Shneiderman, Ben. Leonardo’s Laptop: Human Needs and the New Computing Technologies, Cambridge: MIT Press, 2002
“The old computing is about what computers could do; the new computing is about what users can do.” (p. 2) So opens Ben Shneiderman’s book on the future possibilities for human computer interaction. Leonardo’s Laptop is a cast into the not to distant future to inspire both users and developers to improve the functionality of our computer systems and bring them more into line with what users are actually seeking to do in their lives.

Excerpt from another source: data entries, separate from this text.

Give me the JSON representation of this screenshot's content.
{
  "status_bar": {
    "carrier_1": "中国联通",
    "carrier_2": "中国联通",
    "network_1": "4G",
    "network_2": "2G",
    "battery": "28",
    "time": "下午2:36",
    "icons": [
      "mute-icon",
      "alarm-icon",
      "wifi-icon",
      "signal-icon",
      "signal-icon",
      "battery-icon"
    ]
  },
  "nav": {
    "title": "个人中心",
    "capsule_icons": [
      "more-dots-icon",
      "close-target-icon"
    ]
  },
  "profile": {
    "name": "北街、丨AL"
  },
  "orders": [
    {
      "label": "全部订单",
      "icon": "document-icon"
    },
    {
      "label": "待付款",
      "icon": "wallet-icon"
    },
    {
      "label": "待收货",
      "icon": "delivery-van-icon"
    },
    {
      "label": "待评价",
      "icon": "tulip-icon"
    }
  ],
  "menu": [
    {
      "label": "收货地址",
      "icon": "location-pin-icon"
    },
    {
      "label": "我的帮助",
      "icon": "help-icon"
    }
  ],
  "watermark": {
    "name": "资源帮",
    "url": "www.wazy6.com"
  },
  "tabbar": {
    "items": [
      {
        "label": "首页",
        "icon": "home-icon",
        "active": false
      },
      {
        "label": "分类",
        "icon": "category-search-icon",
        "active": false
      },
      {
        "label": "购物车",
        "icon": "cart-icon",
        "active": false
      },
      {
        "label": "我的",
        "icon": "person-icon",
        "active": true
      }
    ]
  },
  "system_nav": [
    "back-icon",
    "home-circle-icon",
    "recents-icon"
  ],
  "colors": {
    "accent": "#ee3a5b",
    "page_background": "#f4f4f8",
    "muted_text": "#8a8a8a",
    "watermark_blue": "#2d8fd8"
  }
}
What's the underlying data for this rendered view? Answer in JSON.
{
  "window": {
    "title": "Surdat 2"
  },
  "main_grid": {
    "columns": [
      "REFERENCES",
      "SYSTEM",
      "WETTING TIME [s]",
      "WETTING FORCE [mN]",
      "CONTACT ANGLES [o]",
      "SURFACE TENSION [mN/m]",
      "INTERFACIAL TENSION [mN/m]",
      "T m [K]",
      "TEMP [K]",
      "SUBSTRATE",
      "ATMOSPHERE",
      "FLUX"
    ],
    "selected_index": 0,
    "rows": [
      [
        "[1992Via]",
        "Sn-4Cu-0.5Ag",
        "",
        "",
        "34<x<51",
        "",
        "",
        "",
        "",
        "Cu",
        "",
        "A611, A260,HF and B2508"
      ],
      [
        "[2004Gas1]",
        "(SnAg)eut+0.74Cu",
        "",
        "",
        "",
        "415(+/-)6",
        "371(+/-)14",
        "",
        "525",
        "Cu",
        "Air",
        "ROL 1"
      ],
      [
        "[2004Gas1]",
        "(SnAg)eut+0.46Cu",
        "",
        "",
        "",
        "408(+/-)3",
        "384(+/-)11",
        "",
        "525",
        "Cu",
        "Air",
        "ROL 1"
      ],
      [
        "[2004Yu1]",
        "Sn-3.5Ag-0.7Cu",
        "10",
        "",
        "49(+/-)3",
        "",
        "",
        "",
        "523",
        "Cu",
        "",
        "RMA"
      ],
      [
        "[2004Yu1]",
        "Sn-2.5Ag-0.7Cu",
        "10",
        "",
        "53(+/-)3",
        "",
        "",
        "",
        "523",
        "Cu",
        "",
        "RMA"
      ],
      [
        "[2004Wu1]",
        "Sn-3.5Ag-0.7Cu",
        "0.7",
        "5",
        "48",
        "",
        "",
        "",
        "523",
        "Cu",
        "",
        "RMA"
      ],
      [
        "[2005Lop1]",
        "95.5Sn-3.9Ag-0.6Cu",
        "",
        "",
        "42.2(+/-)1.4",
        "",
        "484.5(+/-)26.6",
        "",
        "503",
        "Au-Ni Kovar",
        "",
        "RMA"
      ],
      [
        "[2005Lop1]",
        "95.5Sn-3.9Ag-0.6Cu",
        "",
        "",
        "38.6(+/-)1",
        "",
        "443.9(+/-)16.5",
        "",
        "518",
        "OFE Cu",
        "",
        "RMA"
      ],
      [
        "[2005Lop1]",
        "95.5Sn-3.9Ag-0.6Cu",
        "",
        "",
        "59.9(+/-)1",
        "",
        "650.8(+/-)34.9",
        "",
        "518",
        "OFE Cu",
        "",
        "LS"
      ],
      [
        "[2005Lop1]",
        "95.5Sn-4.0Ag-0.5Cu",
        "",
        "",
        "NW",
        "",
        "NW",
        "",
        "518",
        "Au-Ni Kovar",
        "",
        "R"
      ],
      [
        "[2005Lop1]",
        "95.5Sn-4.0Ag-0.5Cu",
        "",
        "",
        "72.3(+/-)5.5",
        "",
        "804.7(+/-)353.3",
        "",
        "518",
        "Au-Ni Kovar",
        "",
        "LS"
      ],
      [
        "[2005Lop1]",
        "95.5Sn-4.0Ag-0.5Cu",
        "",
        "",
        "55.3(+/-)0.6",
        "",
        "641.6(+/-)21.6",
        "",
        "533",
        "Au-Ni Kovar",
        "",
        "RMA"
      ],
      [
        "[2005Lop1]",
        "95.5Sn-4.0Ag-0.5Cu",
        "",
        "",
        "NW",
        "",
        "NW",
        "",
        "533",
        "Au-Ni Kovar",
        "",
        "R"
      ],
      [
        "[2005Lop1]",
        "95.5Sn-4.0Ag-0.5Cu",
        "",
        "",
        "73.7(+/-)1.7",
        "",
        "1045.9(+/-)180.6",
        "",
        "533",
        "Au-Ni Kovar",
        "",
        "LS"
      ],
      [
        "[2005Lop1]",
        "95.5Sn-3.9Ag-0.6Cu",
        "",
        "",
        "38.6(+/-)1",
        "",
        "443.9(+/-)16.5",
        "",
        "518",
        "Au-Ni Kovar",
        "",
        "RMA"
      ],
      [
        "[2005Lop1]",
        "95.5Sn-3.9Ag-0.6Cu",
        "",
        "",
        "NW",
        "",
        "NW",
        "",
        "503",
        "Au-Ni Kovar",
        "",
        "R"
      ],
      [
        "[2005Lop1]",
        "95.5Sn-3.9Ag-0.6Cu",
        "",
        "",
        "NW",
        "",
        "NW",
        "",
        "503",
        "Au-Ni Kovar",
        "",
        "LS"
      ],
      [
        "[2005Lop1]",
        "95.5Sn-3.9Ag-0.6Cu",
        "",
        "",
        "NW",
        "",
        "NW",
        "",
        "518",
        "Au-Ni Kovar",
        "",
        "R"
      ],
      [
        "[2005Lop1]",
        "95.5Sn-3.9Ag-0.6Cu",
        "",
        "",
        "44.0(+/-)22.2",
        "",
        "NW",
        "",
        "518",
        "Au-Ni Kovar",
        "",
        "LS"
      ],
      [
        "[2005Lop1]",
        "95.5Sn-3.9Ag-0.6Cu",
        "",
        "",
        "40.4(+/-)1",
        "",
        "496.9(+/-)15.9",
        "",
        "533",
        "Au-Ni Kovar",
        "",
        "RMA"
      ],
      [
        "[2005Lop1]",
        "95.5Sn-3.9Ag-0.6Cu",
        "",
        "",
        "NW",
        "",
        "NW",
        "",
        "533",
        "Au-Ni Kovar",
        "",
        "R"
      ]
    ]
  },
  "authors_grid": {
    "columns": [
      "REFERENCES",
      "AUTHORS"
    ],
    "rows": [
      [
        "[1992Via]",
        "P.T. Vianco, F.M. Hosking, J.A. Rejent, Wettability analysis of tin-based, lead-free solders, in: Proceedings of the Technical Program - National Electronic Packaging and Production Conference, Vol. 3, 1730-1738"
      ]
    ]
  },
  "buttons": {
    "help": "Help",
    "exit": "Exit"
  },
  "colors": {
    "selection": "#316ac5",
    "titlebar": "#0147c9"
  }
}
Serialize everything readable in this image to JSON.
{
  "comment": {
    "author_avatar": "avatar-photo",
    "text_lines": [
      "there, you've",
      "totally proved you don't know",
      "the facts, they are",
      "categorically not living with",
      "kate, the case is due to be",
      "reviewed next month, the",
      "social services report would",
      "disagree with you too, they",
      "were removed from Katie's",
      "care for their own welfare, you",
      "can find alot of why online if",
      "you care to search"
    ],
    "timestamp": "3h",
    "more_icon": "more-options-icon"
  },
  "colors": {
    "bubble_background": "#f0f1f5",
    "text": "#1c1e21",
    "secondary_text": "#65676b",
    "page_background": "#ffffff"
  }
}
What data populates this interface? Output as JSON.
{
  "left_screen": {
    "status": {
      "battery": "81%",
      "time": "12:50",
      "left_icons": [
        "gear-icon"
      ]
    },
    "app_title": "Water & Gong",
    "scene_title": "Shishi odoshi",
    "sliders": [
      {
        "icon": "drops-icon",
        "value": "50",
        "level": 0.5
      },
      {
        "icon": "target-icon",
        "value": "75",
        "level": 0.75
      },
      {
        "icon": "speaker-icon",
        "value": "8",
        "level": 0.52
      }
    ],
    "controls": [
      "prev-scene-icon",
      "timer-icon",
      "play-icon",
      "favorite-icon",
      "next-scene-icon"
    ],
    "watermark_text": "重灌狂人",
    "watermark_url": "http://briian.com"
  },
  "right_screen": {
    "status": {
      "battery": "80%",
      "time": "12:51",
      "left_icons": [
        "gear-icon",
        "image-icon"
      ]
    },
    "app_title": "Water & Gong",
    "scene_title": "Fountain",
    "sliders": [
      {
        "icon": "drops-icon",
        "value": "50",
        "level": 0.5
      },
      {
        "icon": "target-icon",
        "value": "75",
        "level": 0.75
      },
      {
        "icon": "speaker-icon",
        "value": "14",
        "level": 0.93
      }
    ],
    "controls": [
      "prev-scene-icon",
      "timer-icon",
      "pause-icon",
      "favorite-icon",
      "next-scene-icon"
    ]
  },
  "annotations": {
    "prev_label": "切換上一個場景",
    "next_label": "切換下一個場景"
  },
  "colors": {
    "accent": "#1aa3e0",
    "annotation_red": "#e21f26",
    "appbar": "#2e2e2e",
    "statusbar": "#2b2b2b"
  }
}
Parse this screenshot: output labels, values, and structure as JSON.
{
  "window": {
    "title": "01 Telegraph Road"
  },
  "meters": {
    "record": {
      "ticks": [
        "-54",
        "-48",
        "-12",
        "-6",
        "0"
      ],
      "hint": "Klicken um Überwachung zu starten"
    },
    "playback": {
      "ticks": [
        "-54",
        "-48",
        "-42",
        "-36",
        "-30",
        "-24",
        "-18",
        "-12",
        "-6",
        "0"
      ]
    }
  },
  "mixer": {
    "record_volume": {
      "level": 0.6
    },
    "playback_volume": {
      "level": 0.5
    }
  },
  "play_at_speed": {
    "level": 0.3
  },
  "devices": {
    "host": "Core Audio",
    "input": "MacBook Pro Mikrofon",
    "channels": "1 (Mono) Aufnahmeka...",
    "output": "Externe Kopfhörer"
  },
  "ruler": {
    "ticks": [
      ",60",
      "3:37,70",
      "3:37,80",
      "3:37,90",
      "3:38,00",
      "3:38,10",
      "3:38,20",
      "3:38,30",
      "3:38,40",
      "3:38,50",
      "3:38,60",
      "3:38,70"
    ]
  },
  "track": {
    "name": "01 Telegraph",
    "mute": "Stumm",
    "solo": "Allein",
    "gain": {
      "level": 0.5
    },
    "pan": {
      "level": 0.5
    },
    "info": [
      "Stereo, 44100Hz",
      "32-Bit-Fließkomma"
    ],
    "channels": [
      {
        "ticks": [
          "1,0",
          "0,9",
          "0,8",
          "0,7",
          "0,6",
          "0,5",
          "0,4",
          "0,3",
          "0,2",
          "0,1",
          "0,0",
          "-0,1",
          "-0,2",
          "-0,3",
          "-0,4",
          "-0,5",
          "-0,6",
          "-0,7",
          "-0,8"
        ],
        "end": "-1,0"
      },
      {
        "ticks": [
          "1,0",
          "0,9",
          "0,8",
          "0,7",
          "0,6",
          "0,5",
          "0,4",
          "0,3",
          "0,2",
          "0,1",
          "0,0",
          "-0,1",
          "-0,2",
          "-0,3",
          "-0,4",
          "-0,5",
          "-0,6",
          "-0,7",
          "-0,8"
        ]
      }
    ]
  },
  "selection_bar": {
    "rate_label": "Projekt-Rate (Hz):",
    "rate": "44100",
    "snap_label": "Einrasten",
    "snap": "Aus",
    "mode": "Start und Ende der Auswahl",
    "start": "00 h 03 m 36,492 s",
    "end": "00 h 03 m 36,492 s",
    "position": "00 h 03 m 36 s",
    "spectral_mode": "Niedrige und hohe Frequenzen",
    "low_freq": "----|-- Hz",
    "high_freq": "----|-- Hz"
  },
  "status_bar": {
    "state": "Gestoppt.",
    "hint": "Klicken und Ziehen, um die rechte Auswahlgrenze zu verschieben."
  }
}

When I started reading this book I was looking for a much stronger level of practice from the book, especially as it is loosely based around the works and practices of Leonardo da Vinci. However I found the book much more philosophical and inspirational in it’s overall tone. Where the book does venture into practice I didn’t find the leaps and bounds I expected, but did find solid well considered examples of how computers could (and probably already should) operate with us in our every day lives. As the first book I read in starting this unit I think this was actually a very good thing, as it refreshed my existing knowledge of the area, and opened up my mind to different ways of thinking and different perspectives without getting bogged down in practical theory and whether or not I thought the theory could be applied directly today.